iv Karleen Chinen and Arnold T. Hiura, editors. From Bentō to Mixed Plate: Americans of Japanese Ancestry in Multicultural Hawai’i. (Los Angeles: Japanese American National Museum, 1997), 40.
v Dick DeSa’s son Rich pitched at Cornell University; his grandson Ty starred in the Little League World Series in 2010. Ty’s second cousin was Joe DeSa, the Honolulu-born first baseman who played in the majors in 1980 and 1985. Brendan Sagara, “Yuma gets worse by the minute,” Honolulu Star-Advertiser, August 29, 2010.
vi Mark Gonzales, “5 Questions,” Arizona Republic, June 18, 2004, C7. Villafuerte was still active in the independent North American League as of 2011.
vii Marino, “Local Boy’s Trade.”
viii Dave Reardon, “Who’s that lefty?” Honolulu Star-Bulletin, April 1, 1999.
ix Sheldon Shishido, “Onan Masaoka.” Brief biographical sketch at Waiakea High School website (http://waiakeahigh.k12.hi.us/library/NaMea%20Pages/Onan%20Masaoka.htm).
x “Hawaii pitcher a ringing success,” USA Today, August 22, 1994.
xi “Dodgers Pick Seminole Left-hander Yocum in First Round,” Los Angeles Daily News, June 2, 1995. Who was rated ahead of Masaoka remains an open question.
xii Charlie Atkinson, “Charleston, Piedmont Class of Class A League,” Greensboro (North Carolina) News & Record, April 4, 1996, C4.
xiii Sammy Batten, “Savannah Reverses Fortunes Against Slumping Generals,” Fayetteville (North Carolina) Observer, April 23, 1996.
xiv Al Chase, “Big Island’s Masaoka had his best year yet,” Honolulu Star-Bulletin, September 24, 1997.
xv Dave Reardon, “Who’s that lefty?”
xvi David King, “Dodgers trade pair, ignore cold realities,” San Antonio Express-News, July 7, 1998.
xvii “Dodgers Like the Look of Lefty Masaoka,” Long Beach Press-Telegram, March 16, 1999.
xviii Dave Reardon, “Who’s that lefty?”
xix “Dodgers Notebook: White Emerges Quickly as Leader,” Los Angeles Daily News, April 7, 1999.
xx Kerry Yo Nakagawa, Through a Diamond. (San Francisco: Rudi Publishing, 2001), 115.
xxi Al Chase, “Onan Masaoka learned in surprise first season,” Honolulu Star-Bulletin, October 8, 1999.
xxii Al Chase, “Onan Masaoka learned.”
xxiii “Dodgers Notebook. Karros Knows He May Be Departing,” Los Angeles Daily News, September 23, 1999.
xxiv Victoria Sun, “Masaoka hopes ’pen will write his ticket to L.A.,” Las Vegas Sun, July 20, 2001.
xxv Al Chase, “Baseball can wait for Masaoka,” Honolulu Star-Bulletin, December 29, 2002.

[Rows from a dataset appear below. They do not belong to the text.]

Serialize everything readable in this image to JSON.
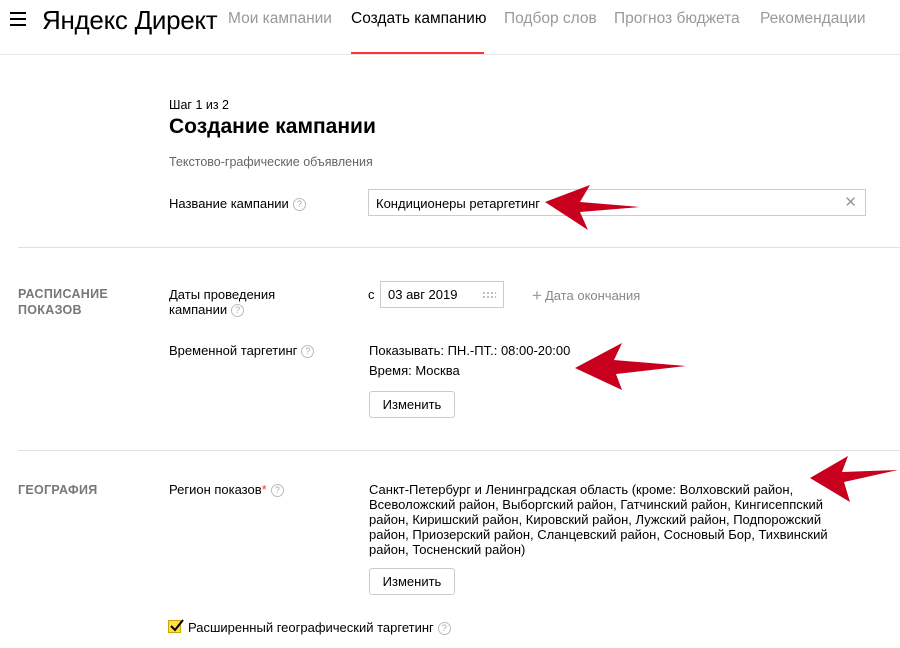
{
  "header": {
    "logo_prefix": "Яндекс",
    "logo_name": "Директ",
    "nav": [
      "Мои кампании",
      "Создать кампанию",
      "Подбор слов",
      "Прогноз бюджета",
      "Рекомендации"
    ],
    "active_tab": "Создать кампанию"
  },
  "form": {
    "step": "Шаг 1 из 2",
    "title": "Создание кампании",
    "subtitle": "Текстово-графические объявления",
    "name_label": "Название кампании",
    "name_value": "Кондиционеры ретаргетинг"
  },
  "schedule": {
    "section_title_1": "РАСПИСАНИЕ",
    "section_title_2": "ПОКАЗОВ",
    "dates_label_1": "Даты проведения",
    "dates_label_2": "кампании",
    "date_prefix": "с",
    "start_date": "03 авг 2019",
    "end_date_link": "Дата окончания",
    "time_label": "Временной таргетинг",
    "time_show": "Показывать: ПН.-ПТ.: 08:00-20:00",
    "time_zone": "Время: Москва",
    "change_button": "Изменить"
  },
  "geo": {
    "section_title": "ГЕОГРАФИЯ",
    "region_label": "Регион показов",
    "required_mark": "*",
    "region_value": "Санкт-Петербург и Ленинградская область (кроме: Волховский район, Всеволожский район, Выборгский район, Гатчинский район, Кингисеппский район, Киришский район, Кировский район, Лужский район, Подпорожский район, Приозерский район, Сланцевский район, Сосновый Бор, Тихвинский район, Тосненский район)",
    "change_button": "Изменить",
    "extended_label": "Расширенный географический таргетинг",
    "extended_checked": true
  },
  "colors": {
    "accent_red": "#ff3333",
    "arrow_red": "#c8001e",
    "checkbox_yellow": "#ffdb4d"
  }
}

xxvi Stacy Kaneshiro, “Masaoka says no deal with Texas,” Honolulu Advertiser, May 15, 2007.
xxvii Marino, “Local Boy’s Trade.”
xxviii Stacy Kaneshiro, “Baseball can wait.”
xxix Post-Tribune of Northwest Indiana, May 3, 2009.
xxx Robert Collias, “Valley Isle’s Golden Baseball League team to be called Na Ikaika Koa Maui,” Maui News, December 22, 2009.
xxxi “Masaoka holding baseball camps,” Hawaii Tribune-Herald, May 15, 2011,
xxxii Marino, “Local Boy’s Trade.”
xxxiii Shishido, “Onan Masaoka.”